University of California, San Francisco: Mitchell Jay Cohen, MD (Systems Biology and Laboratory Committees co-Chair); Rachael A. Callcut, MD, MSPH; Mary Nelson, RN, MPA; Brittney Redick, BA; Amanda Conroy, BA; Marc P. Steurer, MD, DESA; Preston C. Maxim, MD; Eberhard Fiebig, MD; Joanne Moore; Eireen Mallari, MT.
University of Cincinnati: Peter Muskat, MD; Jay A. Johannigman, MD; Bryce R. H. Robinson, MD; Richard D. Branson, MSc, RRT; Dina Gomaa, BS, RRT; Christopher Barczak, BS, MT(ASCP); Suzanne Bennett, MD; Patricia M. Carey, MD; Helen Hancock, BS, MT(ASCP); Carolina Rodriguez, BA.

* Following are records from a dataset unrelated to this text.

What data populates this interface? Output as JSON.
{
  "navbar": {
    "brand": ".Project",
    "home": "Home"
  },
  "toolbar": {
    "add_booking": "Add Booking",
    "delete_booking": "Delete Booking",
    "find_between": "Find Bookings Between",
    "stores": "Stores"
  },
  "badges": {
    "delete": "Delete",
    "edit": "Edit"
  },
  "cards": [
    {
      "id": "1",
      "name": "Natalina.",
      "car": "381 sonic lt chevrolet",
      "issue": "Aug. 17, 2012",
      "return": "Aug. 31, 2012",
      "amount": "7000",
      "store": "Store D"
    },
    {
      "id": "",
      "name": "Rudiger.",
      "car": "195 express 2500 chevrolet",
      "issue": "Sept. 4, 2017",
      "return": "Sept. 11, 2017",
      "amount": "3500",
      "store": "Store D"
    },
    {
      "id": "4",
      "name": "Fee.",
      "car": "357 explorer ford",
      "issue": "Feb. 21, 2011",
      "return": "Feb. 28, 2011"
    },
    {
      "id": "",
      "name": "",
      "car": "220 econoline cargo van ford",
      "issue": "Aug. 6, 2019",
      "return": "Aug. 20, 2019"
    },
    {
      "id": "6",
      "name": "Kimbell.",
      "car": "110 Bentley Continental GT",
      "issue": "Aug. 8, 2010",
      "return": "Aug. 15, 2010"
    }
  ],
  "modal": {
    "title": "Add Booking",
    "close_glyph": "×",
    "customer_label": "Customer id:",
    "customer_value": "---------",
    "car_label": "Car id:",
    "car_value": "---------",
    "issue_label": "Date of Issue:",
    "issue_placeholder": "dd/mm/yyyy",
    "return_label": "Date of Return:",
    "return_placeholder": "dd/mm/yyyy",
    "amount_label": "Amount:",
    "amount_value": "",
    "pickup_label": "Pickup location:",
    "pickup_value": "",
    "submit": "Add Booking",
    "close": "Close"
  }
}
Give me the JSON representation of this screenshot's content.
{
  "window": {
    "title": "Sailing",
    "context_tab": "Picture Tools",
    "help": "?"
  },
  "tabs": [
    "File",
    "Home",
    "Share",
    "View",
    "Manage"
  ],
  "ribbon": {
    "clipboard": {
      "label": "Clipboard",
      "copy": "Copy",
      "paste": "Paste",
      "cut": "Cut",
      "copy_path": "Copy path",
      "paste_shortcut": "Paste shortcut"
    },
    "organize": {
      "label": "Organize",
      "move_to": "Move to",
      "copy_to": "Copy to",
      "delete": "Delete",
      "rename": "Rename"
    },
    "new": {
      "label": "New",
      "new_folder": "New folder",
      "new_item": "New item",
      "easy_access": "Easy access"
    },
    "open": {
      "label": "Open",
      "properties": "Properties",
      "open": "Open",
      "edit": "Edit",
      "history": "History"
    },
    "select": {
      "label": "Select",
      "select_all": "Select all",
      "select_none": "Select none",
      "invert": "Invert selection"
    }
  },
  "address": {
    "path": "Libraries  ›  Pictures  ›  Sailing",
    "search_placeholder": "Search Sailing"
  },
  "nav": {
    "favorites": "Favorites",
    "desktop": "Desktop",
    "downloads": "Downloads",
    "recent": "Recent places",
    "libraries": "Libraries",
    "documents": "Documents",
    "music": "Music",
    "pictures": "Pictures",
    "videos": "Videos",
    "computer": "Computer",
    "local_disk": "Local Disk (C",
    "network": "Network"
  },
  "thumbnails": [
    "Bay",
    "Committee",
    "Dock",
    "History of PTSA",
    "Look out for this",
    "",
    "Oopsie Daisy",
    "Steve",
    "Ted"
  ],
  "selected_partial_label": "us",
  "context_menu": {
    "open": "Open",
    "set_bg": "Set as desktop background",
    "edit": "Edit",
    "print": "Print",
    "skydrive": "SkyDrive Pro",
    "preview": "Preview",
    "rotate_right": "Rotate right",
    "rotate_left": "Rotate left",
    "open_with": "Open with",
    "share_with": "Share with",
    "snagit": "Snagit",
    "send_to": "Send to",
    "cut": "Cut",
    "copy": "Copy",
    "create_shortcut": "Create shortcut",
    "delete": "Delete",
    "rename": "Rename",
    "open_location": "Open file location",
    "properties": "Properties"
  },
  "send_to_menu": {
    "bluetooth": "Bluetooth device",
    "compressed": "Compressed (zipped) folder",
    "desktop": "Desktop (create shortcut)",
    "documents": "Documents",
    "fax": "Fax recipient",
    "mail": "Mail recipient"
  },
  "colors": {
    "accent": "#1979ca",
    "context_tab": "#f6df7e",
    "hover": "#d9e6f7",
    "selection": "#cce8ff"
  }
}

University of Southern California: Kenji Inaba, MD; Jay G. Zhu, MD; Monica D. Wong, MS; Michael Menchine, MD, MPH; Kelly Katzberg, MD, FACEP; Sean O. Henderson, MD; Rodney McKeever, MD; Ira A. Shulman, MD; Janice M. Nelson, MD; Christopher W. Tuma, BA, MT(ASCP), SBB; Cheryl Y. Matsushita, BS, MT(ASCP).
Shock, Trauma and Anesthesiology Research—Organized Research Center (STAR-ORC), R Adams Cowley Shock Trauma Center, University of Maryland Medical Center: Thomas M. Scalea, MD; Deborah M. Stein, MD, MPH; Cynthia K. Shaffer, MS, MBA; Christine Wade, BA; Anthony V. Herrera, MS; Seeta Kallam, MBBS; Sarah E. Wade, BS; Samuel M. Galvagno, Jr, DO, PhD; Magali J. Fontaine, MD, PhD; Janice M. Hunt, BS, MT(ASCP) SBB; Rhonda K. Cooke, MD.
University of Tennessee Health Science Center, Memphis: Timothy C. Fabian, MD; Jordan A. Weinberg, MD; Martin A. Croce, MD; Suzanne Wilson, RN; Stephanie Panzer-Baggett, RN; Lynda Waddle-Smith, BSN; Sherri Flax, MD.
Medical College of Wisconsin: Karen J. Brasel, MD, MPH; Pamela Walsh, AS, CCRC; David Milia, MD; Allia Nelson, BS, BA; Olga Kaslow, MD, PhD; Tom P. Aufderheide, MD, MS; Jerome L. Gottschall, MD; Erica Carpenter, MLS(ASCP).
University of Arizona: Terence O’Keeffe, MBChB, MSPH; Laurel L. Rokowski, RN, BSN, MKT; Kurt R. Denninghoff, MD; Daniel T. Redford, MD; Deborah J. Novak, MD; Susan Knoll, MS, MT(ASCP) SBB.
University of Alabama at Birmingham: Jeffrey D. Kerby, MD, PhD; Patrick L. Bosarge, MD; Albert T. Pierce, MD; Carolyn R. Williams, RN, BSN, BSME; Shannon W. Stephens, EMTP; Henry E. Wang, MD, MS; Marisa B. Marques, MD.
Oregon Health and Science University: Martin A. Schreiber, MD; Jennifer M. Watters, MD; Samantha J. Underwood, MS; Tahnee Groat, MPH; Craig Newgard, MD, MPH; Matthias Merkel, MD, PhD; Richard M. Scanlan, MD; Beth Miller, MT(ASCP)SBB.
Sunnybrook Health Sciences Centre: Sandro Rizoli, MD, PhD; Homer Tien, MD; Barto Nascimento, MD, MSc, CTBS; Sandy Trpcic; Skeeta Sobrian-Couroux, RN, CCRP, BHA; Marciano Reis; Adic Pérez, MD; Susan E. Belo, MD, PhD; Lisa Merkley, BA, MLT, CBTS; Connie Colavecchia, BSc, MLT.